== Segment start ==

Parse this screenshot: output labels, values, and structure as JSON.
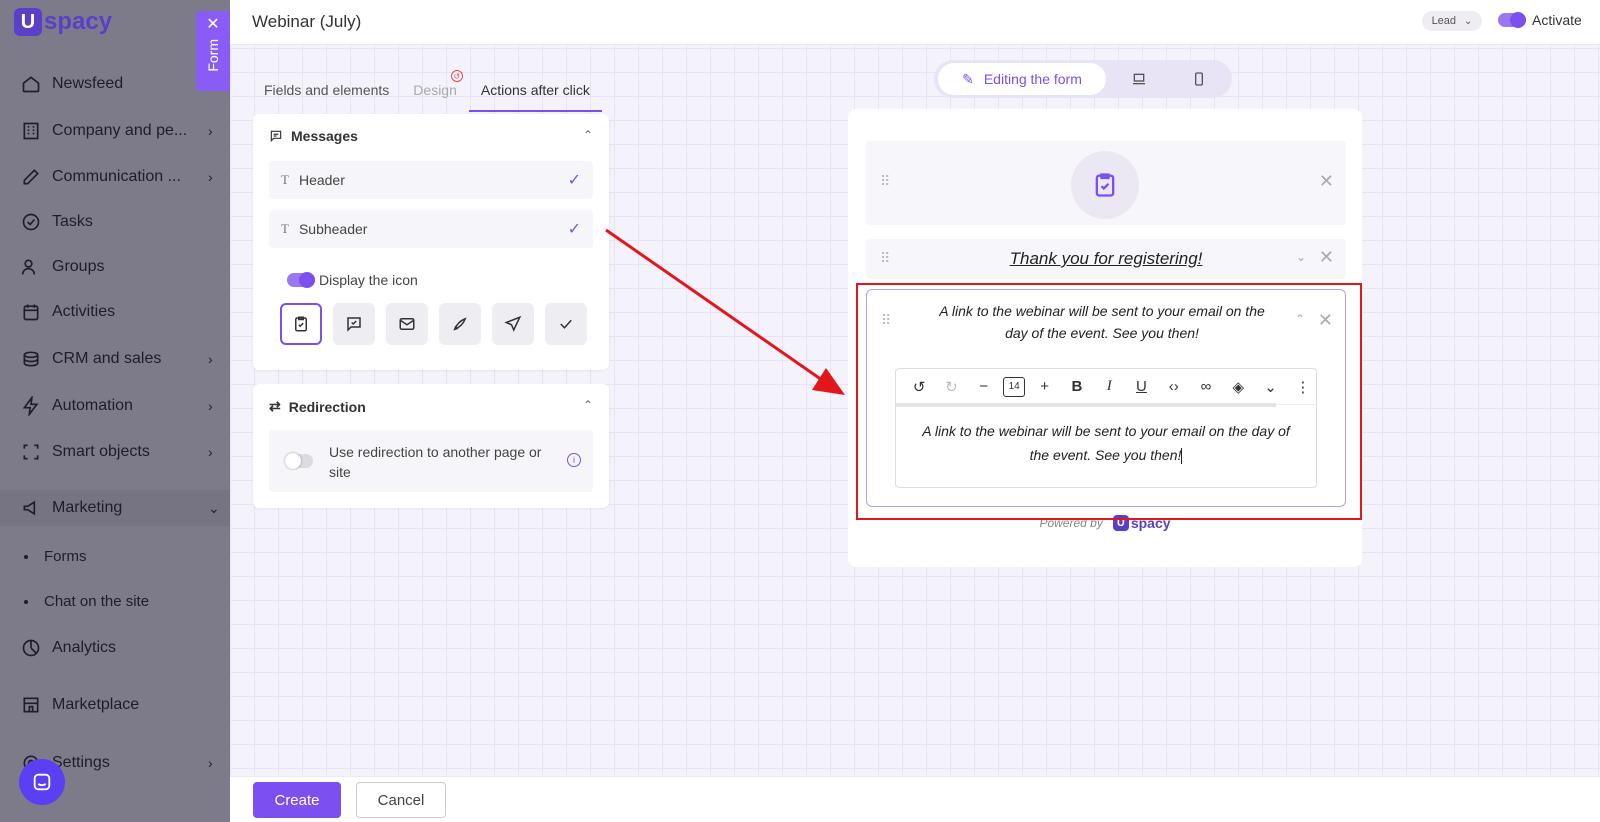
{
  "app": {
    "logo_letter": "U",
    "logo_text": "spacy"
  },
  "sidebar": {
    "items": [
      {
        "label": "Newsfeed",
        "icon": "home-icon",
        "chevron": false
      },
      {
        "label": "Company and pe...",
        "icon": "building-icon",
        "chevron": true
      },
      {
        "label": "Communication ...",
        "icon": "edit-icon",
        "chevron": true
      },
      {
        "label": "Tasks",
        "icon": "check-circle-icon",
        "chevron": false
      },
      {
        "label": "Groups",
        "icon": "users-icon",
        "chevron": false
      },
      {
        "label": "Activities",
        "icon": "calendar-icon",
        "chevron": false
      },
      {
        "label": "CRM and sales",
        "icon": "coins-icon",
        "chevron": true
      },
      {
        "label": "Automation",
        "icon": "lightning-icon",
        "chevron": true
      },
      {
        "label": "Smart objects",
        "icon": "scan-icon",
        "chevron": true
      },
      {
        "label": "Marketing",
        "icon": "megaphone-icon",
        "chevron": true
      },
      {
        "label": "Analytics",
        "icon": "chart-icon",
        "chevron": false
      },
      {
        "label": "Marketplace",
        "icon": "store-icon",
        "chevron": false
      },
      {
        "label": "Settings",
        "icon": "gear-icon",
        "chevron": true
      }
    ],
    "sub_items": [
      "Forms",
      "Chat on the site"
    ]
  },
  "form_tab": {
    "label": "Form"
  },
  "header": {
    "title": "Webinar (July)",
    "entity_select": "Lead",
    "activate_label": "Activate"
  },
  "tabs": [
    "Fields and elements",
    "Design",
    "Actions after click"
  ],
  "messages": {
    "title": "Messages",
    "fields": [
      "Header",
      "Subheader"
    ],
    "display_icon_label": "Display the icon",
    "icons": [
      "clipboard-check-icon",
      "message-check-icon",
      "mail-check-icon",
      "rocket-icon",
      "send-icon",
      "check-icon"
    ]
  },
  "redirection": {
    "title": "Redirection",
    "label": "Use redirection to another page or site"
  },
  "view_modes": {
    "edit_label": "Editing the form"
  },
  "preview": {
    "header_text": "Thank you for registering!",
    "subheader_text": "A link to the webinar will be sent to your email on the day of the event. See you then!",
    "editor_font_size": "14",
    "editor_text": "A link to the webinar will be sent to your email on the day of the event. See you then!",
    "powered_by": "Powered by",
    "powered_logo_letter": "U",
    "powered_logo_text": "spacy"
  },
  "footer": {
    "create_label": "Create",
    "cancel_label": "Cancel"
  },
  "colors": {
    "accent": "#7c4ff0",
    "highlight": "#e3161c",
    "sidebar_bg": "#7d7a8a"
  }
}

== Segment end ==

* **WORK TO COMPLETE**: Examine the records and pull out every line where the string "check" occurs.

* **ANSWER TO THIS TASK**:
        "icon": "check-circle-icon",
      "clipboard-check-icon",
      "message-check-icon",
      "mail-check-icon",
      "check-icon"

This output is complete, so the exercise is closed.